By Allen Say

Scholastic. $17.99. Ages 10 and up

Approached from almost any angle, this book is a treasure. Anyone interested in the evolution of an artist from childhood doodler to award-winning illustrator will be intrigued by this gracefully illustrated memoir. Aspiring artists will be enthralled by the commingling of photographic reality with casual sketches, graphic panels and delicately tinted watercolors. They’re all part of the life of Allen Say, a young man who left home at age 12 to pursue his passion: cartooning.

‘Drawing From Memory’ by Allen Say (Scholastic Press)

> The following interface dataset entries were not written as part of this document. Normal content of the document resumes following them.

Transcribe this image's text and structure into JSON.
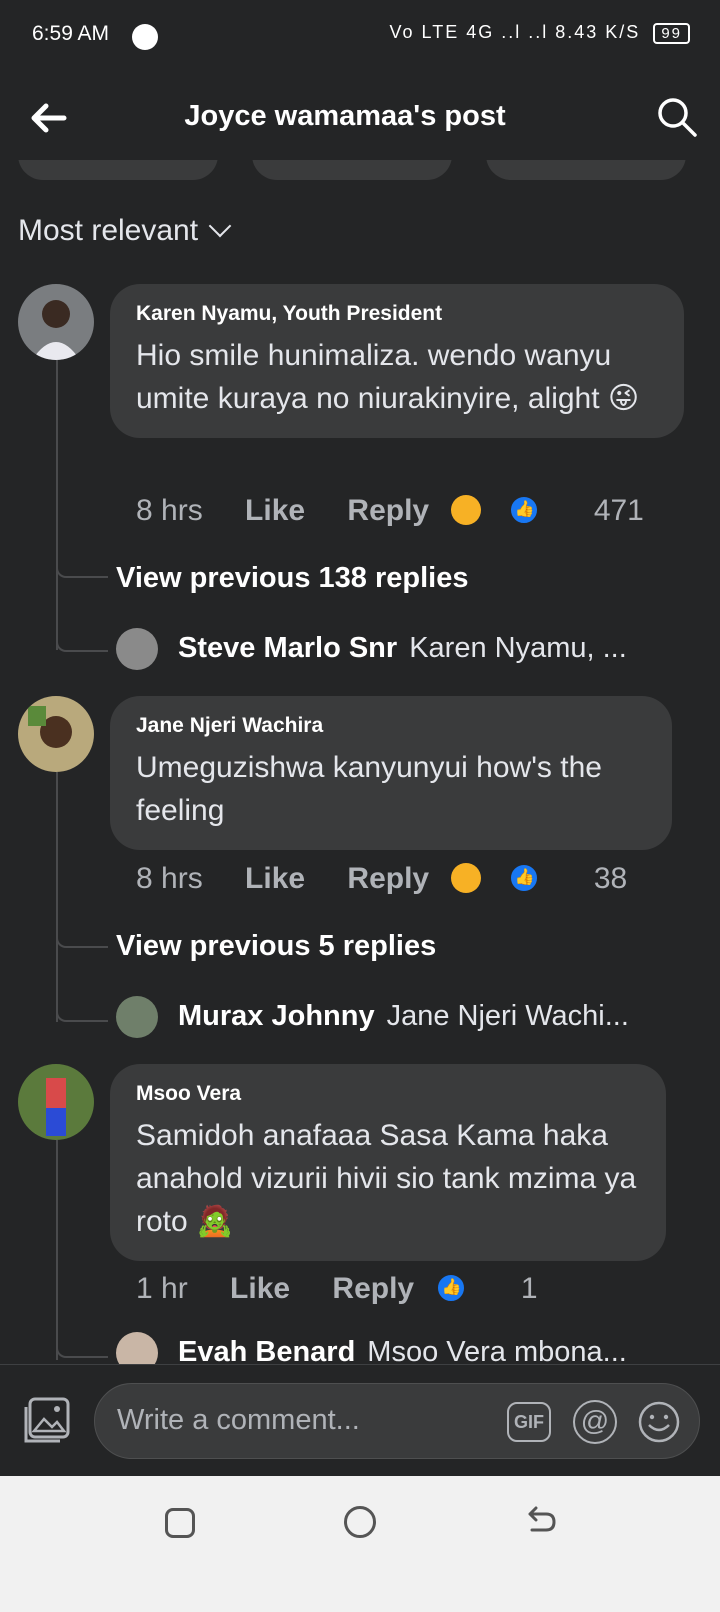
{
  "status": {
    "time": "6:59 AM",
    "icons": " Vo LTE 4G ..l ..l 8.43 K/S",
    "battery": "99"
  },
  "header": {
    "title": "Joyce wamamaa's post"
  },
  "sort": {
    "label": "Most relevant"
  },
  "comments": [
    {
      "name": "Karen Nyamu, Youth President",
      "text": "Hio smile hunimaliza. wendo wanyu umite kuraya no niurakinyire, alight 😜",
      "time": "8 hrs",
      "like": "Like",
      "reply": "Reply",
      "count": "471",
      "view_prev": "View previous 138 replies",
      "reply_name": "Steve Marlo Snr",
      "reply_text": "Karen Nyamu, ..."
    },
    {
      "name": "Jane Njeri Wachira",
      "text": "Umeguzishwa kanyunyui how's the feeling",
      "time": "8 hrs",
      "like": "Like",
      "reply": "Reply",
      "count": "38",
      "view_prev": "View previous 5 replies",
      "reply_name": "Murax Johnny",
      "reply_text": "Jane Njeri Wachi..."
    },
    {
      "name": "Msoo Vera",
      "text": "Samidoh anafaaa Sasa Kama haka anahold vizurii hivii sio tank mzima ya roto 🧟",
      "time": "1 hr",
      "like": "Like",
      "reply": "Reply",
      "count": "1",
      "reply_name": "Evah Benard",
      "reply_text": "Msoo Vera mbona..."
    }
  ],
  "composer": {
    "placeholder": "Write a comment...",
    "gif": "GIF",
    "at": "@"
  },
  "colors": {
    "bg": "#242526",
    "bubble": "#3a3b3c",
    "like_blue": "#1877f2",
    "haha_yellow": "#f7b125"
  }
}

Students of Say’s work will revel in discovering the biographical echoes embedded in the spectacular works he has produced over his long and distinguished career as an illustrator of children’s picture books — from early works like “The Bicycle Man” (1981) to “Kamishibai Man” (2005). Though best known for his artwork, Say — who was born in Japan and came to the United States at age 15 — is also an expert at producing well-crafted prose. The caption beneath a drawing of his grandfather reverberates with masterfully shaded irony: “One day I would write a story about him in the language of the people who were bombing us.” And the understated final line of the author’s note — “This is that book” — recasts the whole memoir, in only four words, as an homage, a virtual bow to his sensei, his “spiritual father,” his master, his teacher and his lifelong friend.

Kristi Jemtegaard